OK, the guy’s a little pessimist, but you have to give him an A for bravery. He was willing to stick his neck out on the line. It was Thomas who responded a little later to Jesus’ assurances of heaven. Jesus was telling his disciples, in John 14, that he had to go away to prepare a place for them. Jesus told them they knew the way. But good old Thomas was brave enough to ask the question on everyone’s mind as he said, “Lord, we don’t know where you are going, so how can we know the way?” I’m glad he asked, because this prompted Jesus to respond, “I am the way and the truth and the life. No one comes to the Father except through me” (John 14:5-6). It’s a great verse in our Bibles!
Yes, Thomas had his gutsy moments. But by the time Jesus went to the cross, Thomas, along with every other disciple except John, had scattered to the four winds. They were all cowering in fear and self-preservation.
On that first Easter morning, the two Mary’s encountered the risen Lord, as did Peter and John. Then, on Sunday night, ten of the disciples met Jesus face to face. Christ spoke right to their doubts as he showed them his hands and his side, proving to them it was really him.
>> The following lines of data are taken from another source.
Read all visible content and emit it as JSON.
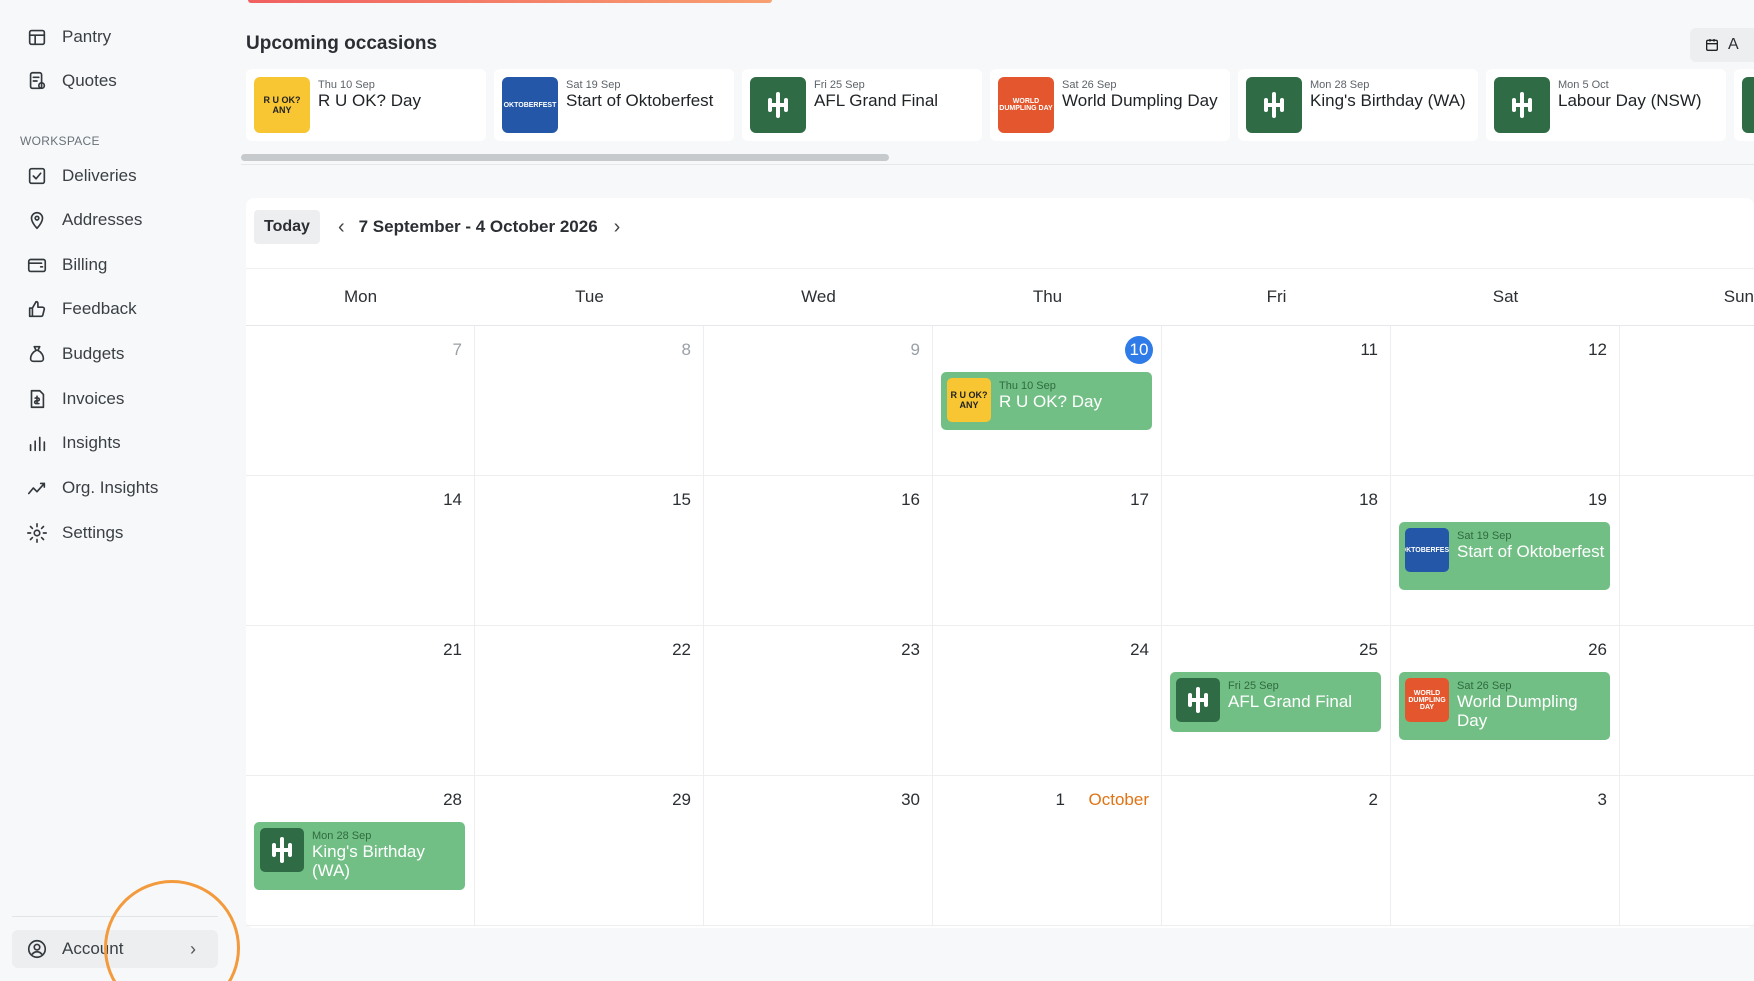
{
  "sidebar": {
    "items_top": [
      {
        "label": "Pantry",
        "icon": "pantry-icon"
      },
      {
        "label": "Quotes",
        "icon": "quotes-icon"
      }
    ],
    "section_label": "WORKSPACE",
    "items": [
      {
        "label": "Deliveries",
        "icon": "checkbox-icon"
      },
      {
        "label": "Addresses",
        "icon": "map-pin-icon"
      },
      {
        "label": "Billing",
        "icon": "wallet-icon"
      },
      {
        "label": "Feedback",
        "icon": "thumbs-up-icon"
      },
      {
        "label": "Budgets",
        "icon": "money-bag-icon"
      },
      {
        "label": "Invoices",
        "icon": "invoice-icon"
      },
      {
        "label": "Insights",
        "icon": "bar-chart-icon"
      },
      {
        "label": "Org. Insights",
        "icon": "trend-icon"
      },
      {
        "label": "Settings",
        "icon": "gear-icon"
      }
    ],
    "account_label": "Account"
  },
  "occasions": {
    "title": "Upcoming occasions",
    "top_right_label": "A",
    "cards": [
      {
        "date": "Thu 10 Sep",
        "name": "R U OK? Day",
        "thumb": "ruok"
      },
      {
        "date": "Sat 19 Sep",
        "name": "Start of Oktoberfest",
        "thumb": "okt"
      },
      {
        "date": "Fri 25 Sep",
        "name": "AFL Grand Final",
        "thumb": "logo"
      },
      {
        "date": "Sat 26 Sep",
        "name": "World Dumpling Day",
        "thumb": "dump"
      },
      {
        "date": "Mon 28 Sep",
        "name": "King's Birthday (WA)",
        "thumb": "logo"
      },
      {
        "date": "Mon 5 Oct",
        "name": "Labour Day (NSW)",
        "thumb": "logo"
      }
    ]
  },
  "calendar": {
    "today_label": "Today",
    "range": "7 September - 4 October 2026",
    "days": [
      "Mon",
      "Tue",
      "Wed",
      "Thu",
      "Fri",
      "Sat",
      "Sun"
    ],
    "weeks": [
      [
        "7",
        "8",
        "9",
        "10",
        "11",
        "12",
        ""
      ],
      [
        "14",
        "15",
        "16",
        "17",
        "18",
        "19",
        ""
      ],
      [
        "21",
        "22",
        "23",
        "24",
        "25",
        "26",
        ""
      ],
      [
        "28",
        "29",
        "30",
        "1",
        "2",
        "3",
        ""
      ]
    ],
    "october_word": "October",
    "events": [
      {
        "date": "Thu 10 Sep",
        "name": "R U OK? Day",
        "thumb": "ruok"
      },
      {
        "date": "Sat 19 Sep",
        "name": "Start of Oktoberfest",
        "thumb": "okt"
      },
      {
        "date": "Fri 25 Sep",
        "name": "AFL Grand Final",
        "thumb": "logo"
      },
      {
        "date": "Sat 26 Sep",
        "name": "World Dumpling Day",
        "thumb": "dump"
      },
      {
        "date": "Mon 28 Sep",
        "name": "King's Birthday (WA)",
        "thumb": "logo"
      }
    ],
    "thumb_text": {
      "ruok": "R U OK? ANY",
      "okt": "OKTOBERFEST",
      "dump": "WORLD DUMPLING DAY"
    }
  }
}
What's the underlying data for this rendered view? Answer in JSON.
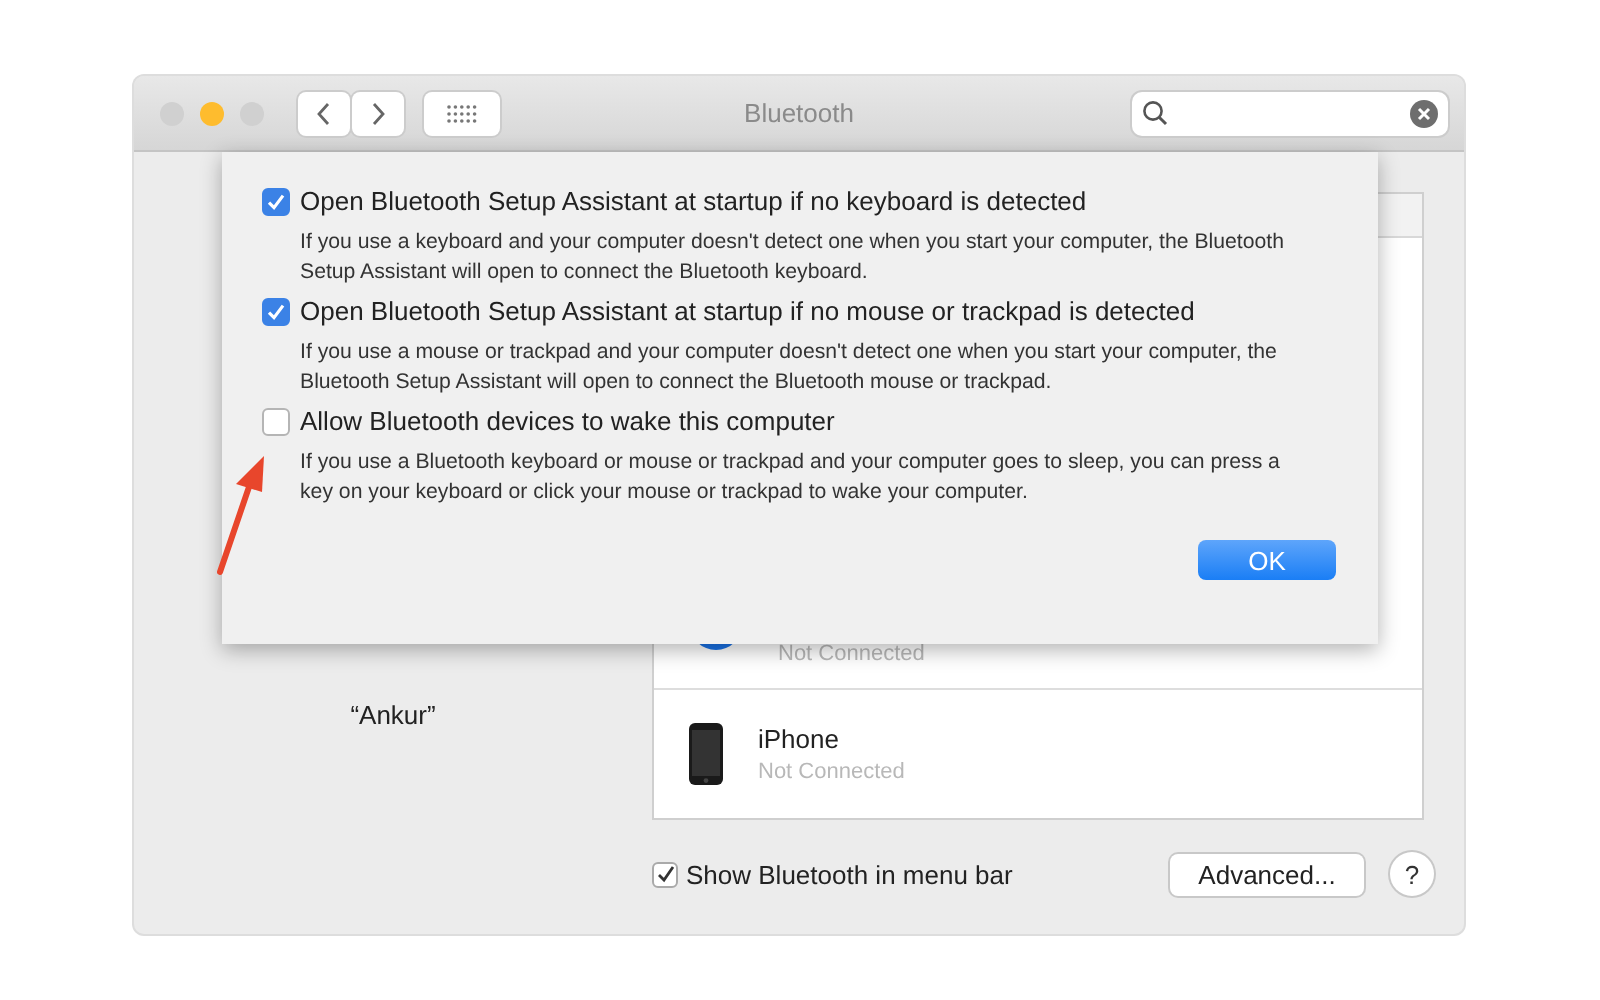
{
  "window": {
    "title": "Bluetooth",
    "controls": [
      {
        "kind": "close",
        "active": false
      },
      {
        "kind": "minimize",
        "active": true
      },
      {
        "kind": "zoom",
        "active": false
      }
    ]
  },
  "computer_name": "“Ankur”",
  "devices": [
    {
      "kind": "bluetooth",
      "status": "Not Connected"
    },
    {
      "kind": "phone",
      "name": "iPhone",
      "status": "Not Connected"
    }
  ],
  "show_in_menu_bar": {
    "label": "Show Bluetooth in menu bar",
    "checked": true
  },
  "advanced_button": "Advanced...",
  "help_button": "?",
  "sheet": {
    "options": [
      {
        "label": "Open Bluetooth Setup Assistant at startup if no keyboard is detected",
        "checked": true,
        "description": "If you use a keyboard and your computer doesn't detect one when you start your computer, the Bluetooth Setup Assistant will open to connect the Bluetooth keyboard."
      },
      {
        "label": "Open Bluetooth Setup Assistant at startup if no mouse or trackpad is detected",
        "checked": true,
        "description": "If you use a mouse or trackpad and your computer doesn't detect one when you start your computer, the Bluetooth Setup Assistant will open to connect the Bluetooth mouse or trackpad."
      },
      {
        "label": "Allow Bluetooth devices to wake this computer",
        "checked": false,
        "description": "If you use a Bluetooth keyboard or mouse or trackpad and your computer goes to sleep, you can press a key on your keyboard or click your mouse or trackpad to wake your computer."
      }
    ],
    "ok_button": "OK"
  },
  "annotation_arrow": true
}
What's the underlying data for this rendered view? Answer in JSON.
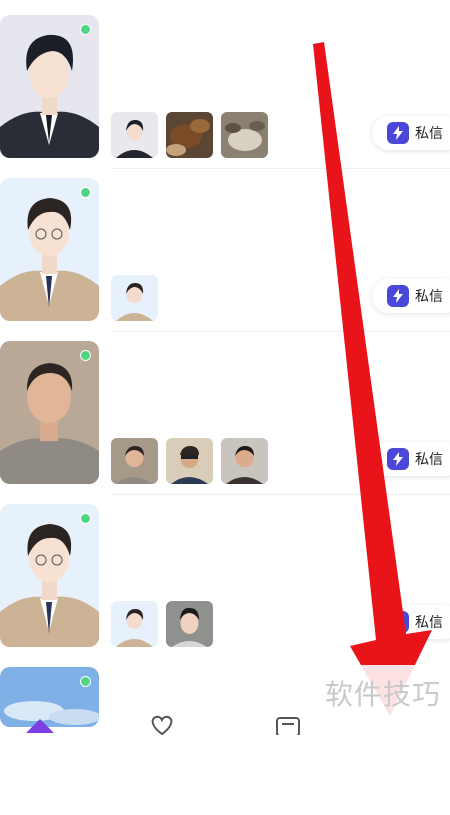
{
  "feed": {
    "items": [
      {
        "online": true,
        "message_label": "私信",
        "photo_count": 3
      },
      {
        "online": true,
        "message_label": "私信",
        "photo_count": 1
      },
      {
        "online": true,
        "message_label": "私信",
        "photo_count": 3
      },
      {
        "online": true,
        "message_label": "私信",
        "photo_count": 2
      },
      {
        "online": true
      }
    ]
  },
  "bottom_nav": {
    "icons": [
      "home-icon",
      "heart-icon",
      "chat-icon"
    ]
  },
  "watermark": {
    "text": "软件技巧"
  },
  "colors": {
    "online": "#4fd483",
    "message_icon": "#4a47d9",
    "arrow": "#e8141a"
  }
}
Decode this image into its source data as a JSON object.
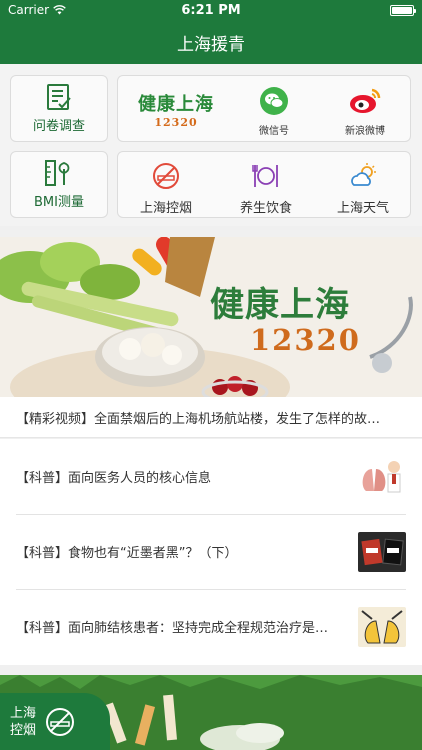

But where was Thomas? We don’t know for sure, but can you imagine the shock he felt when the others told him, “We saw him ... alive!”? Thomas is the original Missourian, as he replied, “Show me!” Let’s think about Thomas’ example as we, like him, go through our own times of doubt. How can you defeat your doubts? Three ideas:
1. Guard in your low times. When you’re really down, really depressed, don’t make any rash decisions. Don’t go out and buy a car, or decide to move, or decide to get married ... or decide to get divorced. Give yourself some time to get through the low times before you act impulsively. And so it is with doubts: don’t give into them in the midst of your depression. Just recognize them for what they are: doubts. OK, you have doubts. That means you have faith. Good job! Your faith is more than your doubts.
Thomas was certainly in a down time. His Lord had been crucified. His life was in jeopardy, and his hopes were dashed. Maybe that’s why he was away, just grieving by himself. We don’t know for sure. But fortunately, he did not do anything rash. Eventually he returned to his friends, his fellow disciples, which reminds us of another doubt defeater. Guard in your low times, and ...
2. Draw strength from others. It was when Thomas was away that his doubts held sway. Isolation magnified those doubts. He missed Jesus’ visit because he had left his fellow believers. Separate a coal from the rest of the fire, and what happens? It goes out. We need each other. When you feel least like going to church, that’s when you need to the most. When you most want to hide in your home, that’s when you need to force yourself to get out and be with others. Together we are the body of Christ, and when one hurts, the whole body hurts; when one celebrates, the whole body celebrates. Where two or more are gathered, Jesus is in our midst.